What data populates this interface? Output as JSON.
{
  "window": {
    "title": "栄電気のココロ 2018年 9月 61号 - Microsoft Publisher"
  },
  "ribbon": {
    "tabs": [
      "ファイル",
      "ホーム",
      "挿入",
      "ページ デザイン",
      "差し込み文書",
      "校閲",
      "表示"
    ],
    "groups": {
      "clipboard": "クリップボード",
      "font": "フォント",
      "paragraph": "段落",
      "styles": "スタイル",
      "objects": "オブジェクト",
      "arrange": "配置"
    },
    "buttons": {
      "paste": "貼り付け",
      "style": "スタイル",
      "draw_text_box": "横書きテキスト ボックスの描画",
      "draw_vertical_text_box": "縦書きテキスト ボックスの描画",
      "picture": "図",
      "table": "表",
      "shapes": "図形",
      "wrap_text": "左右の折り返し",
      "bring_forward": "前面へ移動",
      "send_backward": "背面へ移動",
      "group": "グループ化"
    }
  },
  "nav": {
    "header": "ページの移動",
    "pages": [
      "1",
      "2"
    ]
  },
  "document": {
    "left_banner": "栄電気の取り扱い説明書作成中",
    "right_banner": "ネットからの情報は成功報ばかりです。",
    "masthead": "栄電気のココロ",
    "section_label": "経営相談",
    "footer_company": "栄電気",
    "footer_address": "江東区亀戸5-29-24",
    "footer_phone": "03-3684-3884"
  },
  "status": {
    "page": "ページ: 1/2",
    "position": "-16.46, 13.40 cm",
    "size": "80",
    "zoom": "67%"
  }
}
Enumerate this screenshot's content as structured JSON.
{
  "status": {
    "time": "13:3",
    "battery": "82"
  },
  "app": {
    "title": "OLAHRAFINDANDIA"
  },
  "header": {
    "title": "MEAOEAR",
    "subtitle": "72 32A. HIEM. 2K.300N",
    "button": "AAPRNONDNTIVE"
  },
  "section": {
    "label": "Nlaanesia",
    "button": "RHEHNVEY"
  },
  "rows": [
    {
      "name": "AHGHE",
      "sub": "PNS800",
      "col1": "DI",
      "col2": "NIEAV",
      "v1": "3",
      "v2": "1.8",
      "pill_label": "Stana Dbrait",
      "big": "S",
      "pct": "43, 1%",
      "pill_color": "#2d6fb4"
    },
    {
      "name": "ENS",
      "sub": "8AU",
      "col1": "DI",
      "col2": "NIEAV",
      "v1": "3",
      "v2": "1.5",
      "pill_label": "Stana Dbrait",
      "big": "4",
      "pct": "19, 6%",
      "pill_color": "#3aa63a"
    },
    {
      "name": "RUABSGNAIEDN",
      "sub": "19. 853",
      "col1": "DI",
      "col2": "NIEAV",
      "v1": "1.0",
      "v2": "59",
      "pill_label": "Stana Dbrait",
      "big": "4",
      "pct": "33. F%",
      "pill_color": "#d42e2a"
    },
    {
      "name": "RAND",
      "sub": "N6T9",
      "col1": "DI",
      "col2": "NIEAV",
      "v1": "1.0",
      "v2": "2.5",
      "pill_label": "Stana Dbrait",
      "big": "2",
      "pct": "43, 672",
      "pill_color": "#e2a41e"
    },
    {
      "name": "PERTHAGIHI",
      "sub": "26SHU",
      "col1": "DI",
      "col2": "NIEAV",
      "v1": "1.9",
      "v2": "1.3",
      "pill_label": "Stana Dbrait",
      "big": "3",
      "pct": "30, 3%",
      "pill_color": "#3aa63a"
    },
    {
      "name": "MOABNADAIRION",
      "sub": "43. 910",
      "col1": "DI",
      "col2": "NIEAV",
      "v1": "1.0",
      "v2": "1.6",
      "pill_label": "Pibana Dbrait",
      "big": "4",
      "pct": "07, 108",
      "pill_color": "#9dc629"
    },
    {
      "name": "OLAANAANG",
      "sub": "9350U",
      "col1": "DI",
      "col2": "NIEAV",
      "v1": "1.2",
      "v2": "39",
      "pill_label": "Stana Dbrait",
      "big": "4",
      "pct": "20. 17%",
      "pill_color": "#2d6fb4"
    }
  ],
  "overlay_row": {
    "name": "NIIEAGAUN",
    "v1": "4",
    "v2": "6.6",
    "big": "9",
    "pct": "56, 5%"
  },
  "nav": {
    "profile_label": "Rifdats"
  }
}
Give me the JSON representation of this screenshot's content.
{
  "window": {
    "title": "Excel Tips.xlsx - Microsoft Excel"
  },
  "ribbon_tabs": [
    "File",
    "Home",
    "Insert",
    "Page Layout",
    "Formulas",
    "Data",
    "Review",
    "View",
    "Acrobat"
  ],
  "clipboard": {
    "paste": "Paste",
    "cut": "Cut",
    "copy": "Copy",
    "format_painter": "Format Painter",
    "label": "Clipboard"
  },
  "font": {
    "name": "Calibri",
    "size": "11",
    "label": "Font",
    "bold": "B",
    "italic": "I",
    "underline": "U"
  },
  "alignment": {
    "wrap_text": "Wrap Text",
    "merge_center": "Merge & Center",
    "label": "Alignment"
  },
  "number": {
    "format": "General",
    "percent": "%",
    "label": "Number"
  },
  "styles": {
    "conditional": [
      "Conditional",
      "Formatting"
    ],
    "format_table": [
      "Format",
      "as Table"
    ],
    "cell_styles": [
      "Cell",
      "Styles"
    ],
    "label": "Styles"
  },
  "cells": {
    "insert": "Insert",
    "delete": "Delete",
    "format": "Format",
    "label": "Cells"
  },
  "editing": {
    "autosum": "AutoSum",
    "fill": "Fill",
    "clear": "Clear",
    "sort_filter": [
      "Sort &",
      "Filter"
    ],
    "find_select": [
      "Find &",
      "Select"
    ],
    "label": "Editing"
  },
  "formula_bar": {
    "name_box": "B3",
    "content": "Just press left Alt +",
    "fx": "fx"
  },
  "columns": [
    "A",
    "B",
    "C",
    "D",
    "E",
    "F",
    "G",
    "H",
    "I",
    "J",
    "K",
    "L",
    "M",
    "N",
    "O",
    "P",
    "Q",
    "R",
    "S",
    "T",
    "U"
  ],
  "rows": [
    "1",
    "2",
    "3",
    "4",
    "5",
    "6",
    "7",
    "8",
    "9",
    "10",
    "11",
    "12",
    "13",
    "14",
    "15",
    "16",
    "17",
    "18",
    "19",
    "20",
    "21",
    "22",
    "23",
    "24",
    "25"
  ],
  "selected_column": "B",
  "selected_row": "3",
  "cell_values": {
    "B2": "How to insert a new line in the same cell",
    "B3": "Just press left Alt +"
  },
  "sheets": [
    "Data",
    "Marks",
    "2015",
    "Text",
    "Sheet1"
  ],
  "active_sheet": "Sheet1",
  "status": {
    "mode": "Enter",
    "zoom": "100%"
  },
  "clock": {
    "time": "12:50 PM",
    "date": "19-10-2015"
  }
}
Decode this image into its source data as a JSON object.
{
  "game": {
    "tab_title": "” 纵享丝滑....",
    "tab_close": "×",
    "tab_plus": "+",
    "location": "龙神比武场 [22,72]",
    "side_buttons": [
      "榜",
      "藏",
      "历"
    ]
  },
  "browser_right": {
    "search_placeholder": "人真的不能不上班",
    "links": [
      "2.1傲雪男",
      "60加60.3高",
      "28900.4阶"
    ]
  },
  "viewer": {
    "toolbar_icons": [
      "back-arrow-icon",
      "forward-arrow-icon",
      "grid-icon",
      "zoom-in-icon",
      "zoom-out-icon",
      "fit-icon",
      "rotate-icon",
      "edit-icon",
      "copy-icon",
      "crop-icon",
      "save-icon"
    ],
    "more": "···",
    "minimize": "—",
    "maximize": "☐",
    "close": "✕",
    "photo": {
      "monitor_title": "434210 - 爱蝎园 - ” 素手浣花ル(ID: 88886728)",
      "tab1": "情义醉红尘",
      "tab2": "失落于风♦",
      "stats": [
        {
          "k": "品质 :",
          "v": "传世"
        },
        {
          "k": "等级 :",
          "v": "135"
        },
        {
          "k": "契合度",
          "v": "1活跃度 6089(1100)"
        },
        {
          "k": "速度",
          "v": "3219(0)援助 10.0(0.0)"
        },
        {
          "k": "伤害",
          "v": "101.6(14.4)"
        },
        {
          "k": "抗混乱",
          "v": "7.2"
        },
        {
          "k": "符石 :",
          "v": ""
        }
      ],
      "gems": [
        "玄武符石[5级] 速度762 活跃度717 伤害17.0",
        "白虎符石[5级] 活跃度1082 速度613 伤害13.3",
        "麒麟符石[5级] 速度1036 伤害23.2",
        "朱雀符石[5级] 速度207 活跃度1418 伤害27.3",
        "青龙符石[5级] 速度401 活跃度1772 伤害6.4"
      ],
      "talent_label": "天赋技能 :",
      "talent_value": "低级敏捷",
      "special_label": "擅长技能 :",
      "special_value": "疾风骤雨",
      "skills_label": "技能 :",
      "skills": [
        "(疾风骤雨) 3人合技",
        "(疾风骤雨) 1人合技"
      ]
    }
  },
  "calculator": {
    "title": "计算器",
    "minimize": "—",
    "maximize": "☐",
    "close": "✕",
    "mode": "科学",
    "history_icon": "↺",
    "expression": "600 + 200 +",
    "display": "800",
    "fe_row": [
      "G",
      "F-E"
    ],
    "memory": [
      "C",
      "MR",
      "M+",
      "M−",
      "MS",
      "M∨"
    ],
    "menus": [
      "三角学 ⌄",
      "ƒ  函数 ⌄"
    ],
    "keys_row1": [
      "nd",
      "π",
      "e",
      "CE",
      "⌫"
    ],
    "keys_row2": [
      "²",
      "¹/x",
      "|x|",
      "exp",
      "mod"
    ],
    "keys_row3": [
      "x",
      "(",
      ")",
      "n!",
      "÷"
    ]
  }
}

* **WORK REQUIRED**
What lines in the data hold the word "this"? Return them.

* **SOLUTION**
What data populates this interface? Output as JSON.
Enumerate this screenshot's content as structured JSON.
Give me the JSON representation of this screenshot's content.
Decode this image into its source data as a JSON object.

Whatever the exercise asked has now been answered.